I do not see any reason for Professor du Sautoy to accept what is a patently false view, based mainly on wishful thinking. ) Hardy is so spectacularly wrong that, on the contrary, many scientists are convinced that the more beautiful mathematics is, the more applications it has. ’ While the view of some that Albert Einstein invented the atomic bomb is ludicrous, to say on the other hand that there is no warlike purpose for the equivalence of mass with energy is equally ludicrous. And as for number theory, much of the work in the ﬁeld, I am told, is simply classiﬁed, because it could be used, and is used, in cryptography.

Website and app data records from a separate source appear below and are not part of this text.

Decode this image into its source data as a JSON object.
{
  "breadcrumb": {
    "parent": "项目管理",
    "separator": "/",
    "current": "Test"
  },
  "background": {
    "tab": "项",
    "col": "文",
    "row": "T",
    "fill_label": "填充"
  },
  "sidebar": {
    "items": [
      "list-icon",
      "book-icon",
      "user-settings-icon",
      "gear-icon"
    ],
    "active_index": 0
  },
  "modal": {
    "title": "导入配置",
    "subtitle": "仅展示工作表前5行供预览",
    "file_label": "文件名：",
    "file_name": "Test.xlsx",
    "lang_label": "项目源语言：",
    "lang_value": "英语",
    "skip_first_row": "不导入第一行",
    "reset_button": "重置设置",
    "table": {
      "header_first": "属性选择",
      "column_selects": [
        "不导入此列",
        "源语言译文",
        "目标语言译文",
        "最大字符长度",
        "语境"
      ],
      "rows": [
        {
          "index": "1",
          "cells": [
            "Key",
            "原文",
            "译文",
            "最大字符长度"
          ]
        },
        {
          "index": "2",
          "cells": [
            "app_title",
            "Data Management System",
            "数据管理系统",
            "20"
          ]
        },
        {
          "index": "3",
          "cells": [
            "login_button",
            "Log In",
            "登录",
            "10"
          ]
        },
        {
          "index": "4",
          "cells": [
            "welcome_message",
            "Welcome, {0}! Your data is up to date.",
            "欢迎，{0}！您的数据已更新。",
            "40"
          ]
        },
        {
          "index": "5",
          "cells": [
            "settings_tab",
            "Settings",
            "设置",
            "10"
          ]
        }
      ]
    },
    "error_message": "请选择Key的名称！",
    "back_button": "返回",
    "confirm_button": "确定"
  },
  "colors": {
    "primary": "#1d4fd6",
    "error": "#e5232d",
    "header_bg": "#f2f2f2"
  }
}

The strict language of ‘proof’, with the implication that only a fool could disagree, is inappropriate in this ﬁeld of discourse. No one can force an intransigent sceptic to give up their position, however arid and implausible it may be. The solipsist, and the person who maintains that the world and our memories of it came into being ﬁve minutes ago, are both logically invulnerable in their absurdities. The best that can emerge from metaphysical disputation is an argued claim to have attained the best explanation that is available.
In this chapter I shall be concerned mainly with Mysteries 0 and 1, as the topic of the Symposium had to do speciﬁcally with mathematics. But it is my opinion that an adequate discussion of these two mysteries cannot be completely divorced from some discussion of Mystery 2. I shall argue the case (by appealing to Gödel incompleteness) that the very fact that our minds are capable of comprehending sophisticated mathematical arguments—at least under favourable circumstances—leads us to the conclusion that the operation of conscious minds cannot be entirely computational and, accordingly, that our minds cannot be the product of an entirely computational physics.
A Theory of Property by Stephen R. Munzer